The problem: The listing below has to be output exactly as given, less its pictures.

--- --- ---

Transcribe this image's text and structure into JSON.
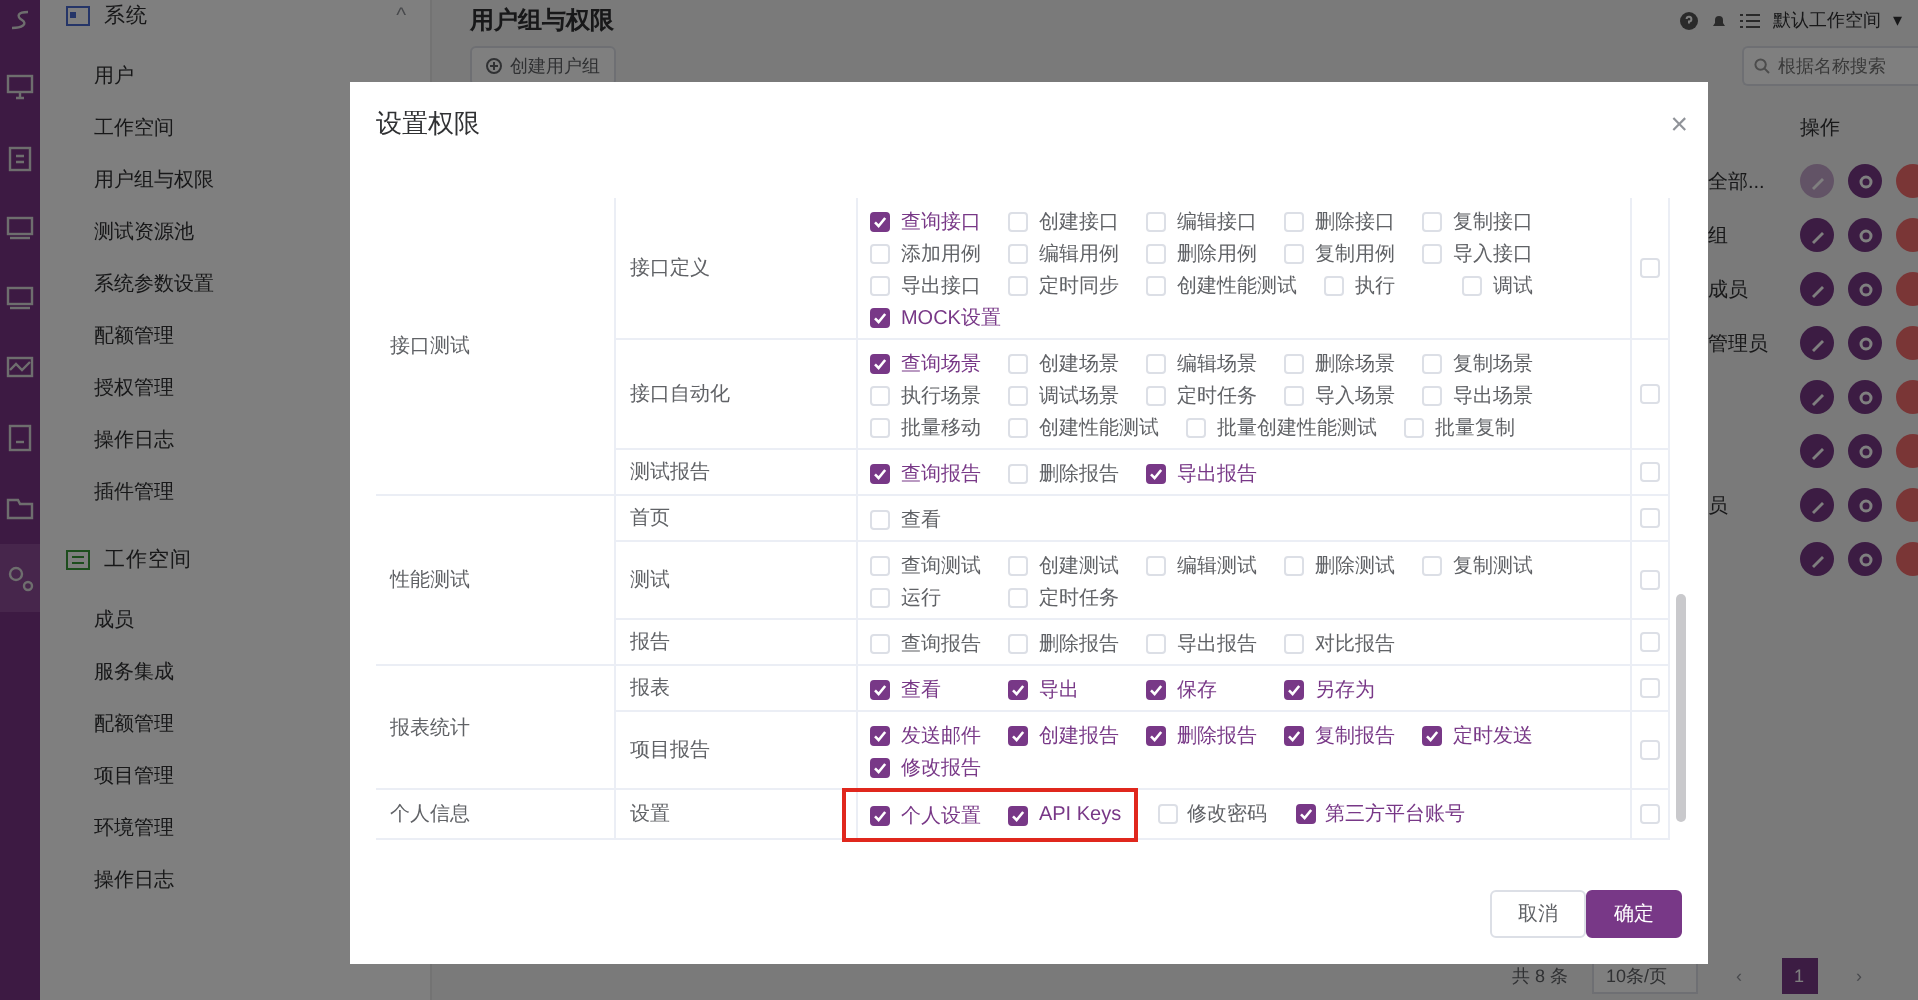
{
  "sidebar": {
    "sections": [
      {
        "title": "系统",
        "chevron": "^",
        "items": [
          "用户",
          "工作空间",
          "用户组与权限",
          "测试资源池",
          "系统参数设置",
          "配额管理",
          "授权管理",
          "操作日志",
          "插件管理"
        ]
      },
      {
        "title": "工作空间",
        "items": [
          "成员",
          "服务集成",
          "配额管理",
          "项目管理",
          "环境管理",
          "操作日志"
        ]
      }
    ]
  },
  "header": {
    "title": "用户组与权限",
    "create_button": "创建用户组",
    "workspace": "默认工作空间",
    "workspace_caret": "▾",
    "search": {
      "placeholder": "根据名称搜索"
    }
  },
  "table": {
    "action_column": "操作",
    "rows": [
      {
        "name": "全部...",
        "edit_disabled": true
      },
      {
        "name": "组",
        "edit_disabled": false
      },
      {
        "name": "成员",
        "edit_disabled": false
      },
      {
        "name": "管理员",
        "edit_disabled": false
      },
      {
        "edit_disabled": false
      },
      {
        "edit_disabled": false
      },
      {
        "name": "员",
        "edit_disabled": false
      },
      {
        "edit_disabled": false
      }
    ]
  },
  "pagination": {
    "total": "共 8 条",
    "page_size": "10条/页",
    "prev": "‹",
    "pages": [
      {
        "label": "1",
        "selected": true
      }
    ],
    "next": "›"
  },
  "modal": {
    "title": "设置权限",
    "close": "×",
    "groups": [
      {
        "name": "接口测试",
        "subs": [
          {
            "name": "接口定义",
            "all_checked": false,
            "perms": [
              {
                "label": "查询接口",
                "checked": true
              },
              {
                "label": "创建接口",
                "checked": false
              },
              {
                "label": "编辑接口",
                "checked": false
              },
              {
                "label": "删除接口",
                "checked": false
              },
              {
                "label": "复制接口",
                "checked": false
              },
              {
                "label": "添加用例",
                "checked": false
              },
              {
                "label": "编辑用例",
                "checked": false
              },
              {
                "label": "删除用例",
                "checked": false
              },
              {
                "label": "复制用例",
                "checked": false
              },
              {
                "label": "导入接口",
                "checked": false
              },
              {
                "label": "导出接口",
                "checked": false
              },
              {
                "label": "定时同步",
                "checked": false
              },
              {
                "label": "创建性能测试",
                "checked": false
              },
              {
                "label": "执行",
                "checked": false
              },
              {
                "label": "调试",
                "checked": false
              },
              {
                "label": "MOCK设置",
                "checked": true
              }
            ]
          },
          {
            "name": "接口自动化",
            "all_checked": false,
            "perms": [
              {
                "label": "查询场景",
                "checked": true
              },
              {
                "label": "创建场景",
                "checked": false
              },
              {
                "label": "编辑场景",
                "checked": false
              },
              {
                "label": "删除场景",
                "checked": false
              },
              {
                "label": "复制场景",
                "checked": false
              },
              {
                "label": "执行场景",
                "checked": false
              },
              {
                "label": "调试场景",
                "checked": false
              },
              {
                "label": "定时任务",
                "checked": false
              },
              {
                "label": "导入场景",
                "checked": false
              },
              {
                "label": "导出场景",
                "checked": false
              },
              {
                "label": "批量移动",
                "checked": false
              },
              {
                "label": "创建性能测试",
                "checked": false
              },
              {
                "label": "批量创建性能测试",
                "checked": false
              },
              {
                "label": "批量复制",
                "checked": false
              }
            ]
          },
          {
            "name": "测试报告",
            "all_checked": false,
            "perms": [
              {
                "label": "查询报告",
                "checked": true
              },
              {
                "label": "删除报告",
                "checked": false
              },
              {
                "label": "导出报告",
                "checked": true
              }
            ]
          }
        ]
      },
      {
        "name": "性能测试",
        "subs": [
          {
            "name": "首页",
            "all_checked": false,
            "perms": [
              {
                "label": "查看",
                "checked": false
              }
            ]
          },
          {
            "name": "测试",
            "all_checked": false,
            "perms": [
              {
                "label": "查询测试",
                "checked": false
              },
              {
                "label": "创建测试",
                "checked": false
              },
              {
                "label": "编辑测试",
                "checked": false
              },
              {
                "label": "删除测试",
                "checked": false
              },
              {
                "label": "复制测试",
                "checked": false
              },
              {
                "label": "运行",
                "checked": false
              },
              {
                "label": "定时任务",
                "checked": false
              }
            ]
          },
          {
            "name": "报告",
            "all_checked": false,
            "perms": [
              {
                "label": "查询报告",
                "checked": false
              },
              {
                "label": "删除报告",
                "checked": false
              },
              {
                "label": "导出报告",
                "checked": false
              },
              {
                "label": "对比报告",
                "checked": false
              }
            ]
          }
        ]
      },
      {
        "name": "报表统计",
        "subs": [
          {
            "name": "报表",
            "all_checked": false,
            "perms": [
              {
                "label": "查看",
                "checked": true
              },
              {
                "label": "导出",
                "checked": true
              },
              {
                "label": "保存",
                "checked": true
              },
              {
                "label": "另存为",
                "checked": true
              }
            ]
          },
          {
            "name": "项目报告",
            "all_checked": false,
            "perms": [
              {
                "label": "发送邮件",
                "checked": true
              },
              {
                "label": "创建报告",
                "checked": true
              },
              {
                "label": "删除报告",
                "checked": true
              },
              {
                "label": "复制报告",
                "checked": true
              },
              {
                "label": "定时发送",
                "checked": true
              },
              {
                "label": "修改报告",
                "checked": true
              }
            ]
          }
        ]
      },
      {
        "name": "个人信息",
        "subs": [
          {
            "name": "设置",
            "all_checked": false,
            "perms": [
              {
                "label": "个人设置",
                "checked": true,
                "highlighted": true
              },
              {
                "label": "API Keys",
                "checked": true,
                "highlighted": true
              },
              {
                "label": "修改密码",
                "checked": false,
                "highlighted": false
              },
              {
                "label": "第三方平台账号",
                "checked": true,
                "highlighted": false
              }
            ]
          }
        ]
      }
    ],
    "buttons": [
      {
        "label": "取消",
        "kind": "cancel"
      },
      {
        "label": "确定",
        "kind": "primary"
      }
    ]
  }
}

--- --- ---

Output below:
Transcribe this image's text and structure into JSON.
{
  "sidebar": {
    "sections": [
      {
        "title": "系统",
        "chevron": "^",
        "items": [
          "用户",
          "工作空间",
          "用户组与权限",
          "测试资源池",
          "系统参数设置",
          "配额管理",
          "授权管理",
          "操作日志",
          "插件管理"
        ]
      },
      {
        "title": "工作空间",
        "items": [
          "成员",
          "服务集成",
          "配额管理",
          "项目管理",
          "环境管理",
          "操作日志"
        ]
      }
    ]
  },
  "header": {
    "title": "用户组与权限",
    "create_button": "创建用户组",
    "workspace": "默认工作空间",
    "workspace_caret": "▾",
    "search": {
      "placeholder": "根据名称搜索"
    }
  },
  "table": {
    "action_column": "操作",
    "rows": [
      {
        "name": "全部...",
        "edit_disabled": true
      },
      {
        "name": "组",
        "edit_disabled": false
      },
      {
        "name": "成员",
        "edit_disabled": false
      },
      {
        "name": "管理员",
        "edit_disabled": false
      },
      {
        "edit_disabled": false
      },
      {
        "edit_disabled": false
      },
      {
        "name": "员",
        "edit_disabled": false
      },
      {
        "edit_disabled": false
      }
    ]
  },
  "pagination": {
    "total": "共 8 条",
    "page_size": "10条/页",
    "prev": "‹",
    "pages": [
      {
        "label": "1",
        "selected": true
      }
    ],
    "next": "›"
  },
  "modal": {
    "title": "设置权限",
    "close": "×",
    "groups": [
      {
        "name": "接口测试",
        "subs": [
          {
            "name": "接口定义",
            "all_checked": false,
            "perms": [
              {
                "label": "查询接口",
                "checked": true
              },
              {
                "label": "创建接口",
                "checked": false
              },
              {
                "label": "编辑接口",
                "checked": false
              },
              {
                "label": "删除接口",
                "checked": false
              },
              {
                "label": "复制接口",
                "checked": false
              },
              {
                "label": "添加用例",
                "checked": false
              },
              {
                "label": "编辑用例",
                "checked": false
              },
              {
                "label": "删除用例",
                "checked": false
              },
              {
                "label": "复制用例",
                "checked": false
              },
              {
                "label": "导入接口",
                "checked": false
              },
              {
                "label": "导出接口",
                "checked": false
              },
              {
                "label": "定时同步",
                "checked": false
              },
              {
                "label": "创建性能测试",
                "checked": false
              },
              {
                "label": "执行",
                "checked": false
              },
              {
                "label": "调试",
                "checked": false
              },
              {
                "label": "MOCK设置",
                "checked": true
              }
            ]
          },
          {
            "name": "接口自动化",
            "all_checked": false,
            "perms": [
              {
                "label": "查询场景",
                "checked": true
              },
              {
                "label": "创建场景",
                "checked": false
              },
              {
                "label": "编辑场景",
                "checked": false
              },
              {
                "label": "删除场景",
                "checked": false
              },
              {
                "label": "复制场景",
                "checked": false
              },
              {
                "label": "执行场景",
                "checked": false
              },
              {
                "label": "调试场景",
                "checked": false
              },
              {
                "label": "定时任务",
                "checked": false
              },
              {
                "label": "导入场景",
                "checked": false
              },
              {
                "label": "导出场景",
                "checked": false
              },
              {
                "label": "批量移动",
                "checked": false
              },
              {
                "label": "创建性能测试",
                "checked": false
              },
              {
                "label": "批量创建性能测试",
                "checked": false
              },
              {
                "label": "批量复制",
                "checked": false
              }
            ]
          },
          {
            "name": "测试报告",
            "all_checked": false,
            "perms": [
              {
                "label": "查询报告",
                "checked": true
              },
              {
                "label": "删除报告",
                "checked": false
              },
              {
                "label": "导出报告",
                "checked": true
              }
            ]
          }
        ]
      },
      {
        "name": "性能测试",
        "subs": [
          {
            "name": "首页",
            "all_checked": false,
            "perms": [
              {
                "label": "查看",
                "checked": false
              }
            ]
          },
          {
            "name": "测试",
            "all_checked": false,
            "perms": [
              {
                "label": "查询测试",
                "checked": false
              },
              {
                "label": "创建测试",
                "checked": false
              },
              {
                "label": "编辑测试",
                "checked": false
              },
              {
                "label": "删除测试",
                "checked": false
              },
              {
                "label": "复制测试",
                "checked": false
              },
              {
                "label": "运行",
                "checked": false
              },
              {
                "label": "定时任务",
                "checked": false
              }
            ]
          },
          {
            "name": "报告",
            "all_checked": false,
            "perms": [
              {
                "label": "查询报告",
                "checked": false
              },
              {
                "label": "删除报告",
                "checked": false
              },
              {
                "label": "导出报告",
                "checked": false
              },
              {
                "label": "对比报告",
                "checked": false
              }
            ]
          }
        ]
      },
      {
        "name": "报表统计",
        "subs": [
          {
            "name": "报表",
            "all_checked": false,
            "perms": [
              {
                "label": "查看",
                "checked": true
              },
              {
                "label": "导出",
                "checked": true
              },
              {
                "label": "保存",
                "checked": true
              },
              {
                "label": "另存为",
                "checked": true
              }
            ]
          },
          {
            "name": "项目报告",
            "all_checked": false,
            "perms": [
              {
                "label": "发送邮件",
                "checked": true
              },
              {
                "label": "创建报告",
                "checked": true
              },
              {
                "label": "删除报告",
                "checked": true
              },
              {
                "label": "复制报告",
                "checked": true
              },
              {
                "label": "定时发送",
                "checked": true
              },
              {
                "label": "修改报告",
                "checked": true
              }
            ]
          }
        ]
      },
      {
        "name": "个人信息",
        "subs": [
          {
            "name": "设置",
            "all_checked": false,
            "perms": [
              {
                "label": "个人设置",
                "checked": true,
                "highlighted": true
              },
              {
                "label": "API Keys",
                "checked": true,
                "highlighted": true
              },
              {
                "label": "修改密码",
                "checked": false,
                "highlighted": false
              },
              {
                "label": "第三方平台账号",
                "checked": true,
                "highlighted": false
              }
            ]
          }
        ]
      }
    ],
    "buttons": [
      {
        "label": "取消",
        "kind": "cancel"
      },
      {
        "label": "确定",
        "kind": "primary"
      }
    ]
  }
}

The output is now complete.